CBS Evening News Touts Financial Discipline Expert, but Omits Her Faith Motivation

Mary Hunt, a woman who ran up $100,000 in shopping debt, was in the Evening News spotlight May 7, but not for the reasons you'd think.  Hunt has made a cottage industry out of helping people get out of debt, and CBS Evening News used her story as part of a commendable trend of featuring stories focused on financial responsibility and wise money management.

Reporter Richard Schlesinger told viewers that Hunt had a unique perspective on debt because, at one time, she was drowning it.  The story revealed that Hunt racked up $100,000 in debt over 12 years, and spent 13 years paying it off.  Hunt told Schlesinger she worked full time and took several part time jobs to get rid of the debt.  The experience so profoundly changed her view about money that she launched a newsletter called Cheapskate Monthly.  That enterprise was so successful that it launched Hunt into a new career.  She now runs an organization called Debt- Proof Living, is a syndicated columnist and financial advisor.

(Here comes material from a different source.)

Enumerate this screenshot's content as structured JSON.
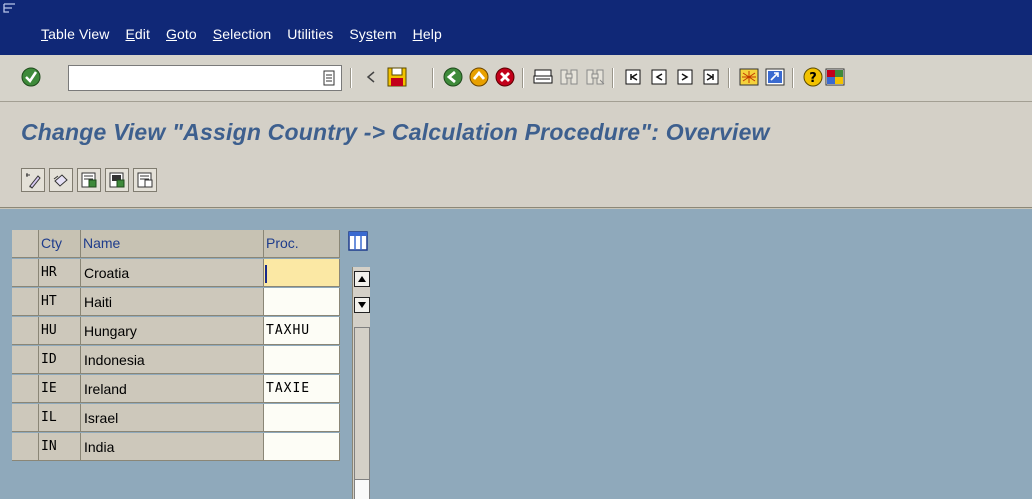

SCHLESINGER: Mary Hunt teaches three easy ways to say out of debt, two you'd expect.  She says live on 80 percent of your income and put 10 percent in a bank.  The third one is a little surprising.  She says give the remaining 10 percent to charity.

HUNT: It just kind of quiets that greed and says you know what?  I've got enough.

Not mentioned in the story is the fact that Hunt's change of heart about being in debt was informed by her faith.  She states in her biography “Mary's Story” on her Web site, “I vividly recall that Saturday afternoon in 1982 when I was alone in my mother-in-law's kitchen. I fell to my knees and begged for God's forgiveness and made a new promise: I would stop my totally irrational spending and debting and would seek a means by which to climb out of this financial pit. I had to change.” Hunt's principle of giving 10 percent to charity derives from the Biblical principle of tithing.

The networks have been beating the drum of economic hard times for most of 2008.  In that story arc there have been countless features (click here, here and here) on individuals facing dire circumstances due to financial hardships.  In the last month however, CBS has also made an effort to report stories that offer sound financial advice, promote savings and budgeting. 

In addition to the feature on Hunt, CBS Evening News has also run a series called “Life and Debt in America” in the past month.  In that series stories have focused on teaching kids about money management in school, how to respond proactively when debt collectors call, and steps senior citizens can take to avoid running up credit card debt.

This focus on personal financial responsibility is a positive trend on CBS Evening News that so far has not been matched by ABC and NBC.  In looking at news stories over the past month CBS has tackled the issues of debt and thrift more positively than its competitors.  This mirrors a finding made in CMI's recent study, “Debt: Who$ Responsible”, which noted that CBS did a better job of addressing personal responsibility than either of the other two networks in stories related to debt over a nine-month study period.

Mary Hunt Photo via

Kristen Fyfe is senior writer at the Culture and Media Institute, a division of the Media Research Center.